  • “COVID-19 pandemic” – coronavirus pandemic

Requiring no formal introduction, the COVID-19 pandemic was first recorded in December 2019 when numerous patients showing pneumonia symptoms were reported in Wuhan, China. SARS-CoV-2 is the virus that causes COVID-19 (Coronavirus Disease 2019).

This virus is part of the already existing and well-established family of coronaviruses. This family has been reported to include strains such as the one responsible for the common cold; others are known for being much more dangerous, such as SARS and MERS.

In the wild, the natural reservoir for coronaviruses includes mainly bats, but also camels and pangolins, among others. Considering the genetic sequence of SARS-CoV-2, scientists have determined that there is no clear evidence of genetic manipulation or human intervention leading to its origin. All seems to point towards it being a natural evolution of coronaviruses circulating in bats.

One hypothesis is that the virus came from bats in the Wuhan animal market and jumped from one permissive species to the next (animals such as pangolins are permissive) and is likely to have infected workers.

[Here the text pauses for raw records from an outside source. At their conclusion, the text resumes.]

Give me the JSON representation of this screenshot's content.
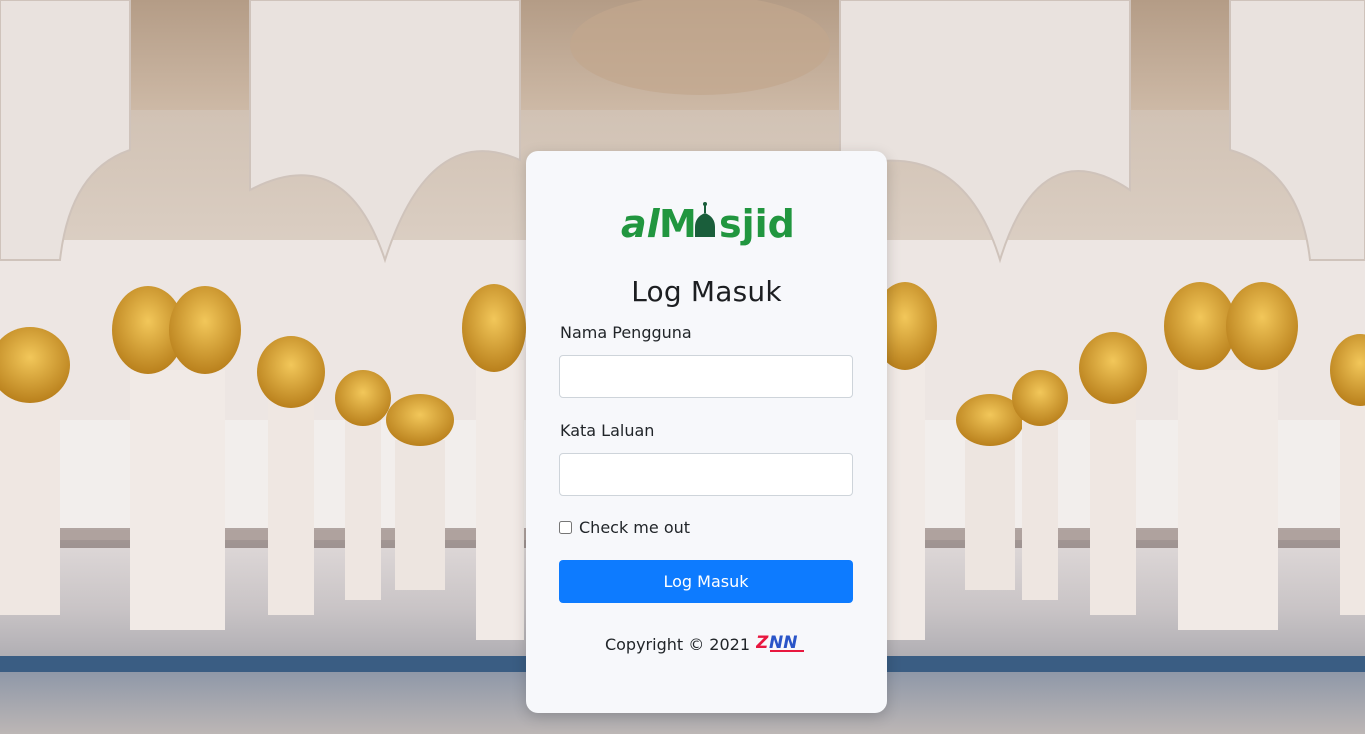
{
  "brand": {
    "logo_text_prefix": "al",
    "logo_text_suffix": "sjid",
    "logo_color": "#21963f",
    "logo_icon": "mosque-dome-icon"
  },
  "login": {
    "title": "Log Masuk",
    "username_label": "Nama Pengguna",
    "username_value": "",
    "password_label": "Kata Laluan",
    "password_value": "",
    "remember_label": "Check me out",
    "remember_checked": false,
    "submit_label": "Log Masuk",
    "submit_color": "#0d7bff"
  },
  "footer": {
    "copyright": "Copyright © 2021",
    "company_logo": "ZNN",
    "company_logo_colors": [
      "#e8173f",
      "#2a55c8"
    ]
  },
  "background": {
    "description_icon": "mosque-colonnade-photo"
  }
}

As of September 2021, COVID-19 has infected more than 225 million people and is responsible for 4.7 million deaths worldwide. Despite the health and medical personnel worldwide working tirelessly, COVID-19 is still very much a threat. Access to several vaccines has drastically helped contain transmission of the disease.

Governments have decided to halt numerous international transactions and travel to limit transmission. As a consequence, the tourism industry has dramatically suffered. Social distancing and mask mandates were put in place in most countries. Despite these measures, millions suffered long lasting consequences or even death.

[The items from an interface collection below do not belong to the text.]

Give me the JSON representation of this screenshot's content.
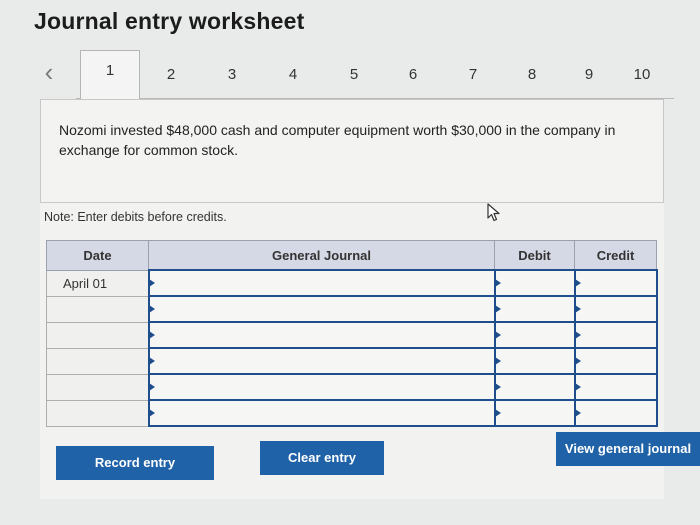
{
  "header": {
    "title": "Journal entry worksheet"
  },
  "tabs": {
    "prev_icon": "chevron-left-icon",
    "items": [
      {
        "label": "1",
        "active": true
      },
      {
        "label": "2"
      },
      {
        "label": "3"
      },
      {
        "label": "4"
      },
      {
        "label": "5"
      },
      {
        "label": "6"
      },
      {
        "label": "7"
      },
      {
        "label": "8"
      },
      {
        "label": "9"
      },
      {
        "label": "10"
      }
    ]
  },
  "question": {
    "text": "Nozomi invested $48,000 cash and computer equipment worth $30,000 in the company in exchange for common stock."
  },
  "note": {
    "text": "Note: Enter debits before credits."
  },
  "journal": {
    "headers": {
      "date": "Date",
      "general_journal": "General Journal",
      "debit": "Debit",
      "credit": "Credit"
    },
    "rows": [
      {
        "date": "April 01",
        "account": "",
        "debit": "",
        "credit": ""
      },
      {
        "date": "",
        "account": "",
        "debit": "",
        "credit": ""
      },
      {
        "date": "",
        "account": "",
        "debit": "",
        "credit": ""
      },
      {
        "date": "",
        "account": "",
        "debit": "",
        "credit": ""
      },
      {
        "date": "",
        "account": "",
        "debit": "",
        "credit": ""
      },
      {
        "date": "",
        "account": "",
        "debit": "",
        "credit": ""
      }
    ]
  },
  "buttons": {
    "record": "Record entry",
    "clear": "Clear entry",
    "view": "View general journal"
  },
  "colors": {
    "button_bg": "#1f62a7",
    "input_border": "#1e4f8c",
    "header_bg": "#d5d9e6"
  }
}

Thankfully, the vaccines offer significant protection against severe COVID-19 symptoms, and a vast majority of severe reported cases are in the unvaccinated population. If these drastic measures had not been put in place, it is likely that these numbers would be much higher. Nevertheless, lockdowns and other controlling actions have had a severe impact economically, and it is likely that this pandemic will have a long-lasting impact on our society.

How and what do scientists learn from pandemics?

Scientists learn constantly from ongoing health crises. For the general public, diseases worthy of attention are rare, but there are scientists all over the globe who work everyday recording, collecting, sequencing, and categorising viruses worldwide in order to predict, warn and prevent the next potential pandemic.

Despite this, the current COVID-19 pandemic has outlined the importance and the need for clear, transparent, and efficient scientific communication, especially in the early stages of disease transmission, within research institutions and countries. COVID-19 has also shown the world that scientists are capable of studying, understanding, and providing a vaccine against a disease in record time.

These pandemics have also helped us understand more about the way viruses and other pathogens progress through populations, as well as give a general understanding of population behaviour.

As a final note, it is important for us all to realise that we were not adequately prepared for such a pandemic. It is crucial that governments worldwide use the knowledge gained from this situation to implement robust pandemic preparedness programs for the future in order to save lives and at the same time maintain a functioning economic system.  


Gael is a third year PhD student at the Institute for Glycomics. Originally from France, his research focuses on hand, foot and mouth disease (HFMD). Gael’s thesis focuses on understanding the interactions between HFMD viruses and glyco-receptors, to better design and evaluate novel antivirals.

After completing a Bachelor of Science in Molecular Biology between France and Canada, Gael continued with a Master of Science with a research project at the Institute for Glycomics focusing on the influenza virus. This led to a second research project in Germany as part of the iCAIR® (Fraunhofer International Consortium for Anti-Infective Research) collaboration, where he worked on the human precision-cut lung slice (hPCLS) model and viral infection.